“I don’t think if Dekker and Bronson made the impact they did on Wisconsin, I don’t think I would’ve committed as early as I did,” Herro said. “I don’t even think I probably would’ve [committed] to Wisconsin. Just the tradition they left there with two Final Fours and Sweet 16s basically every year is something I want to do and follow in their footsteps.”

Shortly after his commitment, Herro began his junior year of high school ball with some knee pain and decided to shut his season down just a dozen games in after doctors informed him he’d need surgery on his left knee to repair a partially torn meniscus.
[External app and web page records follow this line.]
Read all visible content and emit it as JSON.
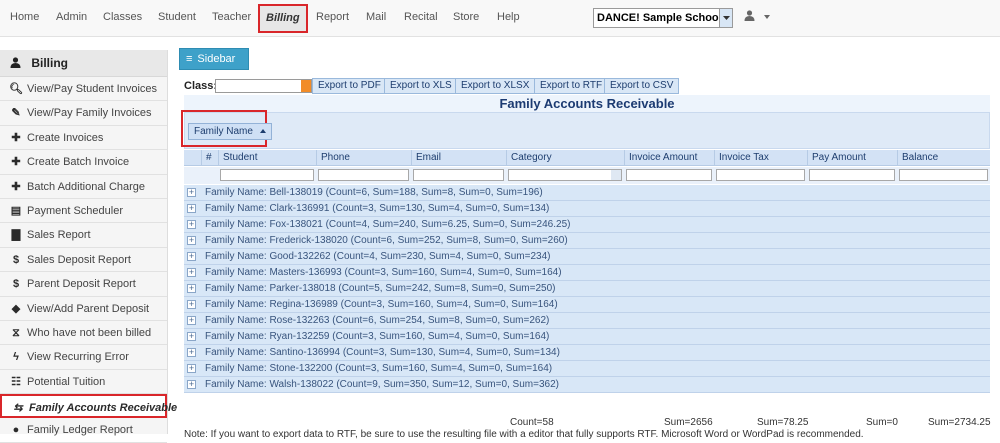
{
  "nav": {
    "items": [
      {
        "label": "Home",
        "active": false
      },
      {
        "label": "Admin",
        "active": false
      },
      {
        "label": "Classes",
        "active": false
      },
      {
        "label": "Student",
        "active": false
      },
      {
        "label": "Teacher",
        "active": false
      },
      {
        "label": "Billing",
        "active": true
      },
      {
        "label": "Report",
        "active": false
      },
      {
        "label": "Mail",
        "active": false
      },
      {
        "label": "Recital",
        "active": false
      },
      {
        "label": "Store",
        "active": false
      },
      {
        "label": "Help",
        "active": false
      }
    ],
    "school_select": "DANCE! Sample School",
    "user_icon": "user-icon"
  },
  "sidebar": {
    "header": "Billing",
    "header_icon": "user-icon",
    "items": [
      {
        "label": "View/Pay Student Invoices",
        "icon": "search-icon",
        "active": false
      },
      {
        "label": "View/Pay Family Invoices",
        "icon": "pencil-icon",
        "active": false
      },
      {
        "label": "Create Invoices",
        "icon": "plus-icon",
        "active": false
      },
      {
        "label": "Create Batch Invoice",
        "icon": "plus-icon",
        "active": false
      },
      {
        "label": "Batch Additional Charge",
        "icon": "plus-icon",
        "active": false
      },
      {
        "label": "Payment Scheduler",
        "icon": "calendar-icon",
        "active": false
      },
      {
        "label": "Sales Report",
        "icon": "bar-chart-icon",
        "active": false
      },
      {
        "label": "Sales Deposit Report",
        "icon": "dollar-icon",
        "active": false
      },
      {
        "label": "Parent Deposit Report",
        "icon": "dollar-icon",
        "active": false
      },
      {
        "label": "View/Add Parent Deposit",
        "icon": "piggy-bank-icon",
        "active": false
      },
      {
        "label": "Who have not been billed",
        "icon": "hourglass-icon",
        "active": false
      },
      {
        "label": "View Recurring Error",
        "icon": "flash-icon",
        "active": false
      },
      {
        "label": "Potential Tuition",
        "icon": "tree-chart-icon",
        "active": false
      },
      {
        "label": "Family Accounts Receivable",
        "icon": "transfer-icon",
        "active": true
      },
      {
        "label": "Family Ledger Report",
        "icon": "user-icon",
        "active": false
      }
    ]
  },
  "toolbar": {
    "sidebar_button": "Sidebar",
    "class_label": "Class:",
    "export_buttons": [
      "Export to PDF",
      "Export to XLS",
      "Export to XLSX",
      "Export to RTF",
      "Export to CSV"
    ]
  },
  "report": {
    "title": "Family Accounts Receivable",
    "group_chip": "Family Name",
    "columns": [
      "#",
      "Student",
      "Phone",
      "Email",
      "Category",
      "Invoice Amount",
      "Invoice Tax",
      "Pay Amount",
      "Balance"
    ],
    "groups": [
      "Family Name: Bell-138019 (Count=6, Sum=188, Sum=8, Sum=0, Sum=196)",
      "Family Name: Clark-136991 (Count=3, Sum=130, Sum=4, Sum=0, Sum=134)",
      "Family Name: Fox-138021 (Count=4, Sum=240, Sum=6.25, Sum=0, Sum=246.25)",
      "Family Name: Frederick-138020 (Count=6, Sum=252, Sum=8, Sum=0, Sum=260)",
      "Family Name: Good-132262 (Count=4, Sum=230, Sum=4, Sum=0, Sum=234)",
      "Family Name: Masters-136993 (Count=3, Sum=160, Sum=4, Sum=0, Sum=164)",
      "Family Name: Parker-138018 (Count=5, Sum=242, Sum=8, Sum=0, Sum=250)",
      "Family Name: Regina-136989 (Count=3, Sum=160, Sum=4, Sum=0, Sum=164)",
      "Family Name: Rose-132263 (Count=6, Sum=254, Sum=8, Sum=0, Sum=262)",
      "Family Name: Ryan-132259 (Count=3, Sum=160, Sum=4, Sum=0, Sum=164)",
      "Family Name: Santino-136994 (Count=3, Sum=130, Sum=4, Sum=0, Sum=134)",
      "Family Name: Stone-132200 (Count=3, Sum=160, Sum=4, Sum=0, Sum=164)",
      "Family Name: Walsh-138022 (Count=9, Sum=350, Sum=12, Sum=0, Sum=362)"
    ],
    "summary": {
      "count": "Count=58",
      "invoice_amount": "Sum=2656",
      "invoice_tax": "Sum=78.25",
      "pay_amount": "Sum=0",
      "balance": "Sum=2734.25"
    },
    "note": "Note: If you want to export data to RTF, be sure to use the resulting file with a editor that fully supports RTF. Microsoft Word or WordPad is recommended."
  }
}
Though he potentially could have delayed the surgery until after the season, running with Playground Elite in Nike’s EYBL this spring and summer was key for him in fulfilling another goal he has set for himself.

“I could have either waited until the end of the high school season, or did it how I did so I could be back for AAU,” Herro said. “I thought that the AAU spring and summer would be more important for me to reach my goal of being a McDonald’s All American.”

With many members of the McDonald’s All-American Game selection committee using what they see at big club tournaments throughout the spring and summer to make their decisions on how they rank those worthy to be in the game, Herro has been back on the court auditioning himself to be one of the 24 selected for the prestigious showcase.

Playground Elite had a rough go of it in the win-loss column during the EYBL, but Herro has been showing out individually. Whether it be dropping threes off the dribble as well as off the catch, utilizing his continually expanding midrange game or finishing at or above the rim on dribble-drives, Herro has been working towards becoming one of the most offensively gifted guards in the country.

He says he feels like he’s back to being fully healthy, and has shaken off all the rust from his time on the shelf. With the NY2LA Sports Summer Jam this past week and then his final run on the club circuit in Vegas the following week, Herro will continue to try and burn himself into the memories of the McDonald’s All-American Game selection committee.

Regardless of whether he winds up making the game or not, he says he’ll be working tirelessly towards another goal he has set over the last couple years since emerging onto the national scene.

“I’m going to college so I can make it to the NBA,” Herro said. “So once I get to [Wisconsin], I’m not going to be content with just playing basketball. I want to make a statement and eventually make it to the League. That’s my main goal.”

(Photo credits: Kelly Kline/Under Armour)